I believe Icarus was not failing as he fell,
but just coming to the end of his triumph.
Just so you know—
My weird mind wanders and my brave heart breaks.
I’ve nailed some milestones, but I’ve made mistakes,
Cuz I got more faults than a map of California earthquakes.
I am taking a nap beneath your covers.
Wake me if you like me.
Wake me if you want me
Wake me if you need another poem.
Your once and future lover
has made himself at home.
Then Almitra spoke again and said, And what of Marriage, Master?
And he answered saying:
You were born together, and together you shall be forevermore.
You shall be together when the white wings of death scatter your days.
Ay, you shall be together even in the silent memory of God.
But let there be spaces in your togetherness,
And let the winds of the heavens dance between you.
Love one another, but make not a bond of love:
Let it rather be a moving sea between the shores of your souls.
Fill each other’s cup but drink not from one cup.
Give one another of your bread but eat not from the same loaf.
Sing and dance together and be joyous, but let each one of you be alone,
Even as the strings of a lute are alone though they quiver with the same music.
Give your hearts, but not into each other’s keeping.
For only the hand of Life can contain your hearts.
And stand together yet not too near together:
For the pillars of the temple stand apart,
And the oak tree and the cypress grow not in each other’s shadow.
-Khalil Gibran, The Prophet (Chapter 3 - On Marriage)
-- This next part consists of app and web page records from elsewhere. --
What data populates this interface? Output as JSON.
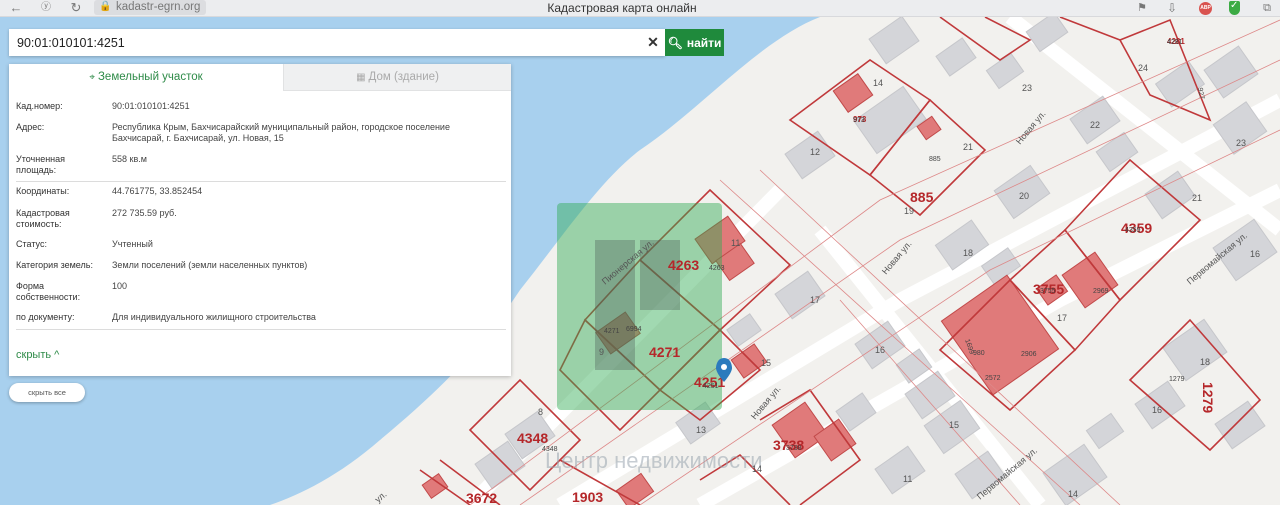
{
  "browser": {
    "url": "kadastr-egrn.org",
    "title": "Кадастровая карта онлайн"
  },
  "search": {
    "value": "90:01:010101:4251",
    "button_label": "найти"
  },
  "panel": {
    "tabs": [
      "Земельный участок",
      "Дом (здание)"
    ],
    "rows": [
      {
        "label": "Кад.номер:",
        "value": "90:01:010101:4251"
      },
      {
        "label": "Адрес:",
        "value": "Республика Крым, Бахчисарайский муниципальный район, городское поселение Бахчисарай, г. Бахчисарай, ул. Новая, 15"
      },
      {
        "label": "Уточненная площадь:",
        "value": "558 кв.м"
      },
      {
        "label": "Координаты:",
        "value": "44.761775, 33.852454"
      },
      {
        "label": "Кадастровая стоимость:",
        "value": "272 735.59 руб."
      },
      {
        "label": "Статус:",
        "value": "Учтенный"
      },
      {
        "label": "Категория земель:",
        "value": "Земли поселений (земли населенных пунктов)"
      },
      {
        "label": "Форма собственности:",
        "value": "100"
      },
      {
        "label": "по документу:",
        "value": "Для индивидуального жилищного строительства"
      }
    ],
    "hide_label": "скрыть",
    "hide_all_label": "скрыть все"
  },
  "map": {
    "streets": [
      "Новая ул.",
      "Новая ул.",
      "Новая ул.",
      "Первомайская ул.",
      "Первомайская ул.",
      "Пионерская ул.",
      "ул."
    ],
    "plot_numbers": [
      "4263",
      "4271",
      "4251",
      "4348",
      "3672",
      "4359",
      "3755",
      "3738",
      "1279",
      "4281",
      "885",
      "973",
      "1903"
    ],
    "small_labels": [
      "4263",
      "4271",
      "4251",
      "4348",
      "4359",
      "3755",
      "2969",
      "1699",
      "2906",
      "2572",
      "980",
      "3738",
      "1279",
      "885",
      "973",
      "6994",
      "4281",
      "927"
    ],
    "house_numbers": [
      "11",
      "17",
      "9",
      "15",
      "13",
      "8",
      "12",
      "14",
      "21",
      "23",
      "24",
      "22",
      "20",
      "18",
      "16",
      "17",
      "16",
      "15",
      "11",
      "14",
      "18",
      "16",
      "14",
      "21",
      "23",
      "19"
    ],
    "watermark": "Центр недвижимости",
    "colors": {
      "water": "#a8d0ee",
      "land": "#f2f1ee",
      "building": "#d4d5d9",
      "parcel": "#c0393b",
      "parcel_fill": "#e07a7a",
      "accent": "#1f8a3c"
    }
  }
}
I’ve been trying to explain to people for years the importance of standing apart and on your own even as you love someone. Now I just refer them to this.